● **What is being asked**
Some lines in the records below may hold the word "https"; give the number of those lines and nothing else.

● **Record set**
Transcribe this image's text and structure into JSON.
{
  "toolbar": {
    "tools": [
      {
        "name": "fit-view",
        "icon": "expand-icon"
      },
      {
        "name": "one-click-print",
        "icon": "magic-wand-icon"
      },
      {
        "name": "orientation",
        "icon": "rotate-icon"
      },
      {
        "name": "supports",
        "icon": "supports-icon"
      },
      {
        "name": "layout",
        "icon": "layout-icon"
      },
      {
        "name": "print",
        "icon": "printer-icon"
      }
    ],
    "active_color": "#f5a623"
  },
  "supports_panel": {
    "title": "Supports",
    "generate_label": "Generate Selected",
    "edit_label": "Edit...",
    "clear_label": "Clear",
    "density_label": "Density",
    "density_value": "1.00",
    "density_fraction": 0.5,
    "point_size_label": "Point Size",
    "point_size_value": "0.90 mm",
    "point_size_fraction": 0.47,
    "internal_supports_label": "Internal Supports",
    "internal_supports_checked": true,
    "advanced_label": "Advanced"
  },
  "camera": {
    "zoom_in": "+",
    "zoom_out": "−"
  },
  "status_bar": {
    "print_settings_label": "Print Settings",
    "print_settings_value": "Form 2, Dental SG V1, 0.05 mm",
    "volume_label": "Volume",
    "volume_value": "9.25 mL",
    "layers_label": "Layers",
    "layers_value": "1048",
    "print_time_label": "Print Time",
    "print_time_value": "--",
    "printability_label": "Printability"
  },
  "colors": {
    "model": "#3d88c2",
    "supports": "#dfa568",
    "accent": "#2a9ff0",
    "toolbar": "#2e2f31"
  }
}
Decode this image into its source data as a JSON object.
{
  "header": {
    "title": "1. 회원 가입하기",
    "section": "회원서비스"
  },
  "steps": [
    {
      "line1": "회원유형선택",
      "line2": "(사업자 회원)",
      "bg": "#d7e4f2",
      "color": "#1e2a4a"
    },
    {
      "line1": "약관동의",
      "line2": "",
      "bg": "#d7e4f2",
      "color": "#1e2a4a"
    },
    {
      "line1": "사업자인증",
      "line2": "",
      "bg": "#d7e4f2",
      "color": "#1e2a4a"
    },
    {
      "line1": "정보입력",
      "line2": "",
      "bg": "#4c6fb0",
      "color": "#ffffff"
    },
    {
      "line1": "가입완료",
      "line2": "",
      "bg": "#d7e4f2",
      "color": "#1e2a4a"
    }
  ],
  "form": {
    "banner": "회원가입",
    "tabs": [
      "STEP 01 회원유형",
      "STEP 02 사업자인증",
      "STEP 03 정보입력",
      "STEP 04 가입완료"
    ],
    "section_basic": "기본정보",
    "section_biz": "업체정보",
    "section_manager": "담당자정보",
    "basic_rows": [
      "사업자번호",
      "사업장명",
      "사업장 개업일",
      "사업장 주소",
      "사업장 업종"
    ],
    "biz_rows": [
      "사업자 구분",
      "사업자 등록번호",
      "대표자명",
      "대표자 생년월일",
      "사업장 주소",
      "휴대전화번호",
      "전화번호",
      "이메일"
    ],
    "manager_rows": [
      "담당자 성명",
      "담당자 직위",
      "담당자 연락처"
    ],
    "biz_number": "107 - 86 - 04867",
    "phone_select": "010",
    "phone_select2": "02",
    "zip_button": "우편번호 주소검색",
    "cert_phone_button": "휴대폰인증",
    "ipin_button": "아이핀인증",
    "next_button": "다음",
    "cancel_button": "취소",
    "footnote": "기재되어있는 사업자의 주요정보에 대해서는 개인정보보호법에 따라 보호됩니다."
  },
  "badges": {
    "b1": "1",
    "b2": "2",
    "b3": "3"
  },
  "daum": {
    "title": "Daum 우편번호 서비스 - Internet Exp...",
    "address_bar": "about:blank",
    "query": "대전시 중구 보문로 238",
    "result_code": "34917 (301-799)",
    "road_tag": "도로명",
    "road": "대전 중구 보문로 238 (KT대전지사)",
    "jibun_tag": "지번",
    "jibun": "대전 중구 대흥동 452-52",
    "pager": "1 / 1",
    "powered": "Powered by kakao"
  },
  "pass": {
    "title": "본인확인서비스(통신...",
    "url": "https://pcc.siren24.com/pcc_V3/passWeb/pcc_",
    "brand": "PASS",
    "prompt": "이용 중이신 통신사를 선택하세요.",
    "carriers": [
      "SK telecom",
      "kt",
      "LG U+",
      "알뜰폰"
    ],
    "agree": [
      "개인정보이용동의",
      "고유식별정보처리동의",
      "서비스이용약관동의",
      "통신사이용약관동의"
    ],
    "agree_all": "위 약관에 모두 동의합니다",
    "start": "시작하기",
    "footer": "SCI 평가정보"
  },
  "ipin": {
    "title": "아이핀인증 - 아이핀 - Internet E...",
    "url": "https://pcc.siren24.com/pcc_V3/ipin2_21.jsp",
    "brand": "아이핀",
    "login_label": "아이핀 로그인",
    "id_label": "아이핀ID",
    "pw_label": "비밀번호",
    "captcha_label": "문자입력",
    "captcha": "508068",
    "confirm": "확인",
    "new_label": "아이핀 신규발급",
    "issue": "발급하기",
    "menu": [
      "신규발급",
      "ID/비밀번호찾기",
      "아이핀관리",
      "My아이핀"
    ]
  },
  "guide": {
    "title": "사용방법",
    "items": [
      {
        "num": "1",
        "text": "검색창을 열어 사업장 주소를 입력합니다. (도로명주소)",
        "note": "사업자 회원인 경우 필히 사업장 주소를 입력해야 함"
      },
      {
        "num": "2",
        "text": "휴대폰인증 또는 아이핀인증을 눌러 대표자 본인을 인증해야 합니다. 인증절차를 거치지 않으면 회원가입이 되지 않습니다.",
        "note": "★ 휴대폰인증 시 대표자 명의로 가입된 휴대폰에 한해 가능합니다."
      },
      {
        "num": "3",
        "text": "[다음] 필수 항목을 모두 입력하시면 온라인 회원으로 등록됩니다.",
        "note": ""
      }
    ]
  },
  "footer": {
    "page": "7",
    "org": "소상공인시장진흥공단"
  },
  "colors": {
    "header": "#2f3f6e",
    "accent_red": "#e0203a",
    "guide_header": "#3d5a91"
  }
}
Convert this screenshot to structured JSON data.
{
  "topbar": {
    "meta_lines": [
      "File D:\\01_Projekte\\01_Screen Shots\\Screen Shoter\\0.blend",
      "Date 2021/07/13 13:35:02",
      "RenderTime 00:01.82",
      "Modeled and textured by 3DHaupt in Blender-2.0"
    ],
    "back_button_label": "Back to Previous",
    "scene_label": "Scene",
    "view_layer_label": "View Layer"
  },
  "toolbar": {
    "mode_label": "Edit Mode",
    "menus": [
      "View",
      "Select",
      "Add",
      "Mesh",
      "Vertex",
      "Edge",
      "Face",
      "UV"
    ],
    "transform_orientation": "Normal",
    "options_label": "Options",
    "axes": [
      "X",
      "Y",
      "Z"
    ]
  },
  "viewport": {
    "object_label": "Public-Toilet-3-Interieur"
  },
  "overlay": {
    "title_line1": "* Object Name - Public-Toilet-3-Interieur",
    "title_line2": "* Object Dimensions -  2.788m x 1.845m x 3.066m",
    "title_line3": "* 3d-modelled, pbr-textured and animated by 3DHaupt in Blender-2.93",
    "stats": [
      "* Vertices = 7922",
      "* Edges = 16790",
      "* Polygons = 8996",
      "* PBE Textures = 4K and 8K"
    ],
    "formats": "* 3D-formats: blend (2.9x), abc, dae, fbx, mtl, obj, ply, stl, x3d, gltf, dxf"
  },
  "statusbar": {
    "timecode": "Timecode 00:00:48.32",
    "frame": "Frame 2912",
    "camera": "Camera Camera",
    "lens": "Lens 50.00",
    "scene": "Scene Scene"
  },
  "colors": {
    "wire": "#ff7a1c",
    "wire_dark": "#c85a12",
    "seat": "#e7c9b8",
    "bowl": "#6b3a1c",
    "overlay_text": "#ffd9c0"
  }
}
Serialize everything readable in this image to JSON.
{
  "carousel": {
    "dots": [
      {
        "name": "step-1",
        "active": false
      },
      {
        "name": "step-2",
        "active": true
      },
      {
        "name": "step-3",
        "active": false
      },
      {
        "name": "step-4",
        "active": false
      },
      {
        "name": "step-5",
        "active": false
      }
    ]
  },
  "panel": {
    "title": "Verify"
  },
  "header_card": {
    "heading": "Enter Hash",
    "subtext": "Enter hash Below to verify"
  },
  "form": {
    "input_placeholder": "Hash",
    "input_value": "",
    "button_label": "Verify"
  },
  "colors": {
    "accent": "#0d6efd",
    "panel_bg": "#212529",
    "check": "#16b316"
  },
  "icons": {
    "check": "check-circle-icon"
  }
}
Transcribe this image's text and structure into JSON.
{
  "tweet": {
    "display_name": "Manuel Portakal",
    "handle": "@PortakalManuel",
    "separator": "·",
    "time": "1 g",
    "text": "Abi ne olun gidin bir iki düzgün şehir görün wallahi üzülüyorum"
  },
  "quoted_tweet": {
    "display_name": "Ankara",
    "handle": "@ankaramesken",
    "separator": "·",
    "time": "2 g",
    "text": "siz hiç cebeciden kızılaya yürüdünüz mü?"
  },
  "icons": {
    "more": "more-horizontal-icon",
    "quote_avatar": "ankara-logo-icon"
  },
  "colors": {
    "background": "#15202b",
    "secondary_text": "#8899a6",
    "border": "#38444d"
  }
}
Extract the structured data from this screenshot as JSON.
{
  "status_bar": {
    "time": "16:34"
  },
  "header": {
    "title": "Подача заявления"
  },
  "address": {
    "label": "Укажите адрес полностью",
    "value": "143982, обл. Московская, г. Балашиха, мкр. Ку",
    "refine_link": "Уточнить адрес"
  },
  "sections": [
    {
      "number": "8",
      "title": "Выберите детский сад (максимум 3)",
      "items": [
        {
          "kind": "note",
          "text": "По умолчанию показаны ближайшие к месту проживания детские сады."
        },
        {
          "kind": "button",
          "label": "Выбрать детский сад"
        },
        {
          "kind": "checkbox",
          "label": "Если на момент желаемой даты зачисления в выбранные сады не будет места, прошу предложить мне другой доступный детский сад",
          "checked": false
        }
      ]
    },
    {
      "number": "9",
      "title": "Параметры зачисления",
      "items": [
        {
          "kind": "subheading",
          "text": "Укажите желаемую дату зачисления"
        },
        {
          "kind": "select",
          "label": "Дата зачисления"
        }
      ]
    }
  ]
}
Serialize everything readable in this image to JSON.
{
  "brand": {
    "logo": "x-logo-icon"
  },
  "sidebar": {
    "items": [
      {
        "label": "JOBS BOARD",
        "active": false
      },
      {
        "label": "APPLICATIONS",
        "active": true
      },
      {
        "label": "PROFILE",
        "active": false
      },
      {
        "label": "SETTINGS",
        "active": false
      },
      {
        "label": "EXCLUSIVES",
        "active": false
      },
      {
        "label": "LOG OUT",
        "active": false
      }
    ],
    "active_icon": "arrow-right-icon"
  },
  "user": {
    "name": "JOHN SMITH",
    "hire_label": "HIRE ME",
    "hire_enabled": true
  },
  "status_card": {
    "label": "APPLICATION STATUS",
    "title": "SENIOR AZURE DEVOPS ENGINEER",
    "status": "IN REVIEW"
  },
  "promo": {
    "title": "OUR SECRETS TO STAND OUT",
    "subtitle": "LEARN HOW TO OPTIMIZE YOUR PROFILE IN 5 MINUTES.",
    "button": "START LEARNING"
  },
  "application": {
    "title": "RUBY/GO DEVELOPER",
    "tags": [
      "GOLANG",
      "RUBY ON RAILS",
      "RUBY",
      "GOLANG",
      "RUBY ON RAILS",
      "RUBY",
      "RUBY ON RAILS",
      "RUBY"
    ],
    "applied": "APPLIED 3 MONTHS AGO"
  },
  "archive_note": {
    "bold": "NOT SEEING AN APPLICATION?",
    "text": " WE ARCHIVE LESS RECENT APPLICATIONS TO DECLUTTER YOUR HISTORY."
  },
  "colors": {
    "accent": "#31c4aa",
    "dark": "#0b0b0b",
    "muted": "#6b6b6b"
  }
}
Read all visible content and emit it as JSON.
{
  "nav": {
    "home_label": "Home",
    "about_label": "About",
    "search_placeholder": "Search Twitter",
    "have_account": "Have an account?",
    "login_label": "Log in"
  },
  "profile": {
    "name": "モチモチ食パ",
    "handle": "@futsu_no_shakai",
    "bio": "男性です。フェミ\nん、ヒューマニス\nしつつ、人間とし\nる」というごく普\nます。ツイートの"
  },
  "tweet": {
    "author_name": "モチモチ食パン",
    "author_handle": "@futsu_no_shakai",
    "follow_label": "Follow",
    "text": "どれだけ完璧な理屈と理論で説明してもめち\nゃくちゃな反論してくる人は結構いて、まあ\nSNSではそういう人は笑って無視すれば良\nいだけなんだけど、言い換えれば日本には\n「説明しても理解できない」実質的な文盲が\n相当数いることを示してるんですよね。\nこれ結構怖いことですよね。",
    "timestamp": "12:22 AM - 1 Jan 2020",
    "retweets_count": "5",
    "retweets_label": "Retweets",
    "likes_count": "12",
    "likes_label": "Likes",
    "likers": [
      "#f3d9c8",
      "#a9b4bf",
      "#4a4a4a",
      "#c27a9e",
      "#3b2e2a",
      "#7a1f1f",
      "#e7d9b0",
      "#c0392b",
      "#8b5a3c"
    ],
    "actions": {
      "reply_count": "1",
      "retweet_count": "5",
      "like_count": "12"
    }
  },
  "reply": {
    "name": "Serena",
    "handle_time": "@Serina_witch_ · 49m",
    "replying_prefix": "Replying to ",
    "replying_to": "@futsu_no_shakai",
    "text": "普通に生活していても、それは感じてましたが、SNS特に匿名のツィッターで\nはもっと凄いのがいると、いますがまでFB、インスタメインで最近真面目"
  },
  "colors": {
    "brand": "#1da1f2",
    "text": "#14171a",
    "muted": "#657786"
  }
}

● **Expected answer**
2